Look around you; there is one of these people on every landing. There are those driven by outrage or despair; there are those driven by anger; and there are those driven by a deep understanding of the crass waste of life that is imprisonment. Some of these people have only their balls and brass-neck to offer. Some have a particular knowledge of psychology, law, prison, parole or the IEP system. All of these people have their effect and, little by little, change does happen. It may be a screw who thinks twice, or a management policy that is altered, but things do change. Now imagine how much more could happen if all of these professional pains in the arse got together and developed new ideas, swapped tactics to help resist the stupidities that comprise our daily life. Imagine if their particular skills were offered to help other cons who are currently being screwed over.
I want the AoP to foster a network of active prisoners who can all subscribe to the same broad agenda and coordinate between each other. As time passes, and the conditions change, then I would like to see a more formal structure being developed, with a list of members who are able to organise and vote for the Association’s officers. Once our legal challenge is won, then each wing, each prison, will be able to organise and elect its representatives, and the AoP leaders will exist only because you chose them.
Alongside this informal collective, John Hirst and myself will be reaching out to invite support for various aspects of the AoP’s agenda from prisoner-friendly groups and individuals in high positions and low places. As these links develop, we hope that the loose collective of members will become more focused and formal - but still with the same aims.
As well as challenging the restrictions placed on the Association, I can now reveal that I am the un-named party who took up last month’s front page in Inside Time - I am attempting to force the government to deal with the prisoners’ vote judgment that they have avoided for four years.
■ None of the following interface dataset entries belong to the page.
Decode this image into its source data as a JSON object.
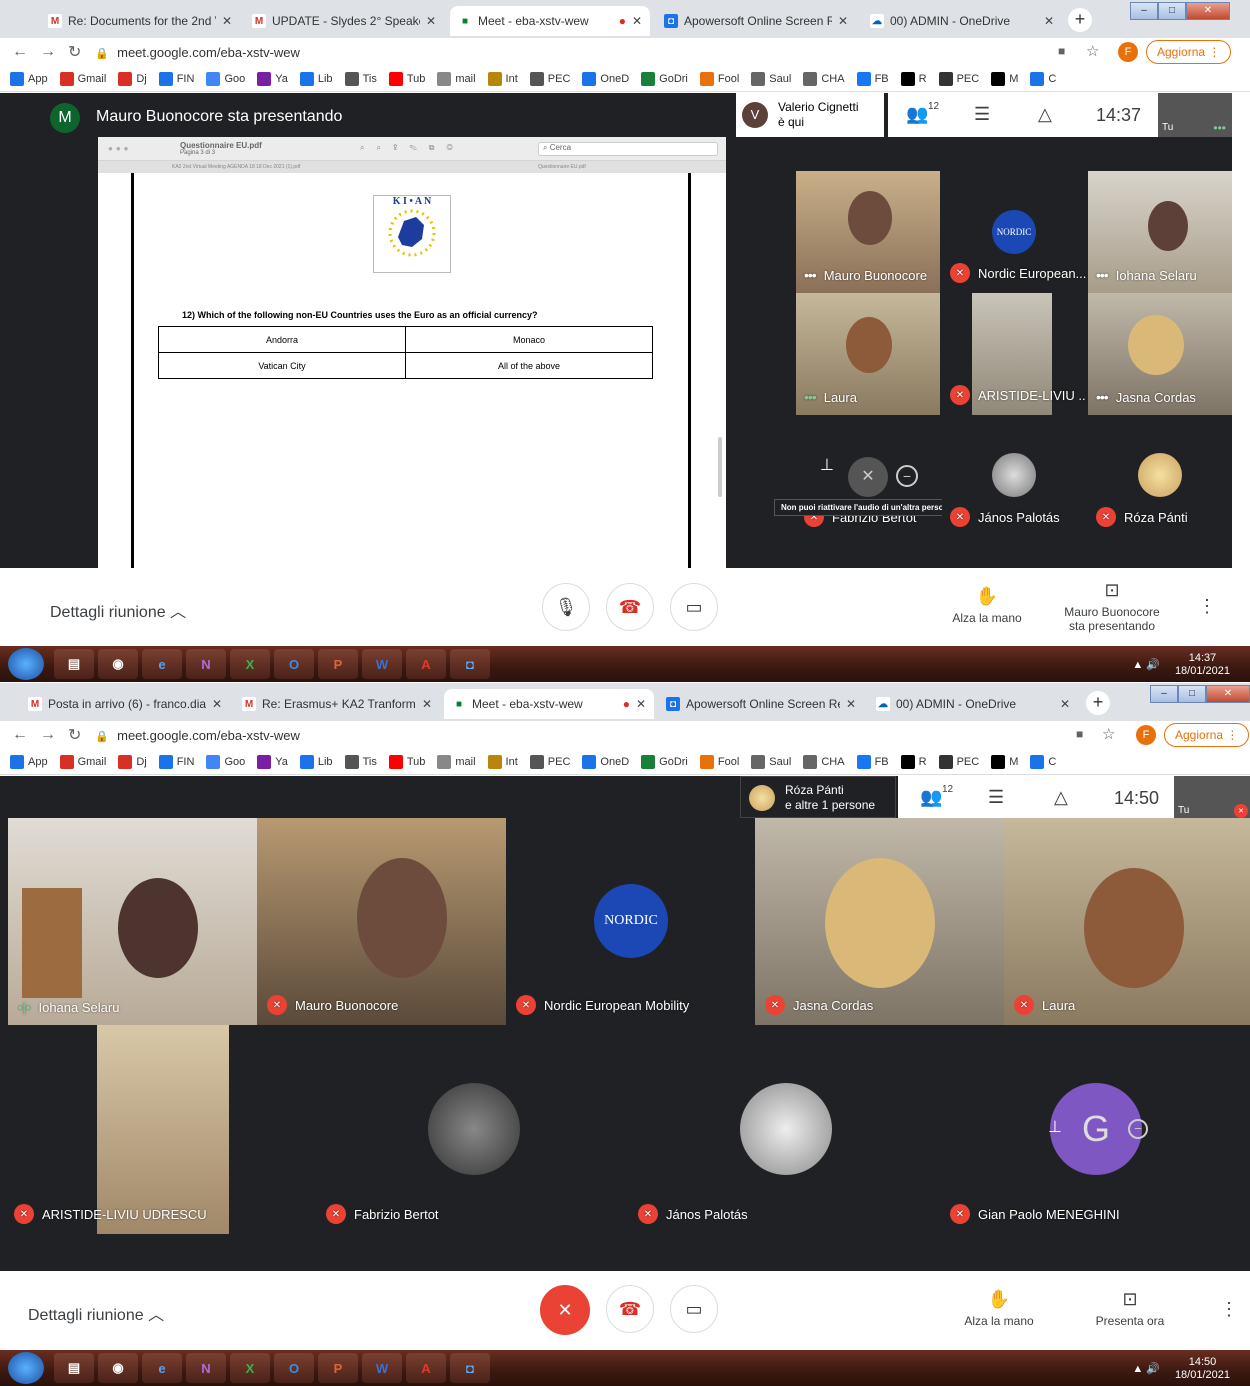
{
  "top": {
    "tabs": [
      {
        "label": "Re: Documents for the 2nd VIRT",
        "fav_color": "#d93025",
        "fav_text": "M"
      },
      {
        "label": "UPDATE - Slydes 2° Speaker - to",
        "fav_color": "#d93025",
        "fav_text": "M"
      },
      {
        "label": "Meet - eba-xstv-wew",
        "fav_color": "#00832d",
        "fav_text": "■"
      },
      {
        "label": "Apowersoft Online Screen Reco",
        "fav_color": "#1a73e8",
        "fav_text": "◘"
      },
      {
        "label": "00) ADMIN - OneDrive",
        "fav_color": "#0364b8",
        "fav_text": "☁"
      }
    ],
    "url": "meet.google.com/eba-xstv-wew",
    "update_label": "Aggiorna",
    "profile_initial": "F",
    "presenter_avatar": "M",
    "presenter_title": "Mauro Buonocore sta presentando",
    "join_avatar": "V",
    "join_name": "Valerio Cignetti",
    "join_sub": "è qui",
    "participants_count": "12",
    "time": "14:37",
    "self_label": "Tu",
    "pdf": {
      "title": "Questionnaire EU.pdf",
      "page": "Pagina 3 di 3",
      "search": "Cerca",
      "tab1": "KA2 2nd Virtual Meeting AGENDA 18 18 Dec 2021 (1).pdf",
      "tab2": "Questionnaire EU.pdf",
      "logo_text": "K I • A N",
      "question": "12) Which of the following non-EU Countries uses the Euro as an official currency?",
      "answers": [
        "Andorra",
        "Monaco",
        "Vatican City",
        "All of the above"
      ]
    },
    "tiles": [
      {
        "name": "Mauro Buonocore",
        "state": "dots"
      },
      {
        "name": "Nordic European...",
        "state": "mute"
      },
      {
        "name": "Iohana Selaru",
        "state": "dots"
      },
      {
        "name": "Laura",
        "state": "dots"
      },
      {
        "name": "ARISTIDE-LIVIU ...",
        "state": "mute"
      },
      {
        "name": "Jasna Cordas",
        "state": "dots"
      },
      {
        "name": "Fabrizio Bertot",
        "state": "mute"
      },
      {
        "name": "János Palotás",
        "state": "mute"
      },
      {
        "name": "Róza Pánti",
        "state": "mute"
      }
    ],
    "tooltip": "Non puoi riattivare l'audio di un'altra persona",
    "nordic_logo": "NORDIC",
    "details": "Dettagli riunione",
    "raise_hand": "Alza la mano",
    "presenting_line1": "Mauro Buonocore",
    "presenting_line2": "sta presentando",
    "clock_time": "14:37",
    "clock_date": "18/01/2021"
  },
  "bottom": {
    "tabs": [
      {
        "label": "Posta in arrivo (6) - franco.dian",
        "fav_color": "#d93025",
        "fav_text": "M"
      },
      {
        "label": "Re: Erasmus+ KA2 Tranformativ",
        "fav_color": "#d93025",
        "fav_text": "M"
      },
      {
        "label": "Meet - eba-xstv-wew",
        "fav_color": "#00832d",
        "fav_text": "■"
      },
      {
        "label": "Apowersoft Online Screen Reco",
        "fav_color": "#1a73e8",
        "fav_text": "◘"
      },
      {
        "label": "00) ADMIN - OneDrive",
        "fav_color": "#0364b8",
        "fav_text": "☁"
      }
    ],
    "url": "meet.google.com/eba-xstv-wew",
    "update_label": "Aggiorna",
    "profile_initial": "F",
    "join_name": "Róza Pánti",
    "join_sub": "e altre 1 persone",
    "participants_count": "12",
    "time": "14:50",
    "self_label": "Tu",
    "tiles": [
      {
        "name": "Iohana Selaru",
        "state": "speaking"
      },
      {
        "name": "Mauro Buonocore",
        "state": "mute"
      },
      {
        "name": "Nordic European Mobility",
        "state": "mute"
      },
      {
        "name": "Jasna Cordas",
        "state": "mute"
      },
      {
        "name": "Laura",
        "state": "mute"
      },
      {
        "name": "ARISTIDE-LIVIU UDRESCU",
        "state": "mute"
      },
      {
        "name": "Fabrizio Bertot",
        "state": "mute"
      },
      {
        "name": "János Palotás",
        "state": "mute"
      },
      {
        "name": "Gian Paolo MENEGHINI",
        "state": "mute"
      }
    ],
    "gian_initial": "G",
    "nordic_logo": "NORDIC",
    "details": "Dettagli riunione",
    "raise_hand": "Alza la mano",
    "present_now": "Presenta ora",
    "clock_time": "14:50",
    "clock_date": "18/01/2021"
  },
  "bookmarks": [
    "App",
    "Gmail",
    "Dj",
    "FIN",
    "Goo",
    "Ya",
    "Lib",
    "Tis",
    "Tub",
    "mail",
    "Int",
    "PEC",
    "OneD",
    "GoDri",
    "Fool",
    "Saul",
    "CHA",
    "FB",
    "R",
    "PEC",
    "M",
    "C"
  ],
  "taskbar_apps": [
    "folder",
    "chrome",
    "ie",
    "onenote",
    "excel",
    "outlook",
    "powerpoint",
    "word",
    "acrobat",
    "recorder"
  ],
  "colors": {
    "meet_bg": "#202124",
    "red": "#ea4335",
    "tile": "#3c4043",
    "brand_orange": "#e8710a"
  }
}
Along with this, I intend to challenge the fact that we are being used as forced labour for outside companies.
But this isn't 'someone else’s struggle'. It is the struggle of every prisoner on every landing to be treated decently. Each of us can play a part, in a thousand small ways. Each time you request a copy of your OASys and demand the errors be removed; each time you write in the food comments book; each time you challenge a psychologist; each time you refuse to be spoken to like an idiot; each entitlement you demand... in itself, each of these is a small gesture, an infinitesimal ripple; however each in itself also speaks volumes; for each is a sign that as individuals we are autonomous, thinking human beings and not rabble to be dismissed and misused.
Each small step any of us takes is an assertion that we are individuals, not 'bodies', and that what we say matters. Each tiny step builds our confidence and shows us that we can make a difference. And once we have that confidence in our own voice, then we can begin to speak louder and more firmly. The future is in our hands. Welcome to the Association of Prisoners.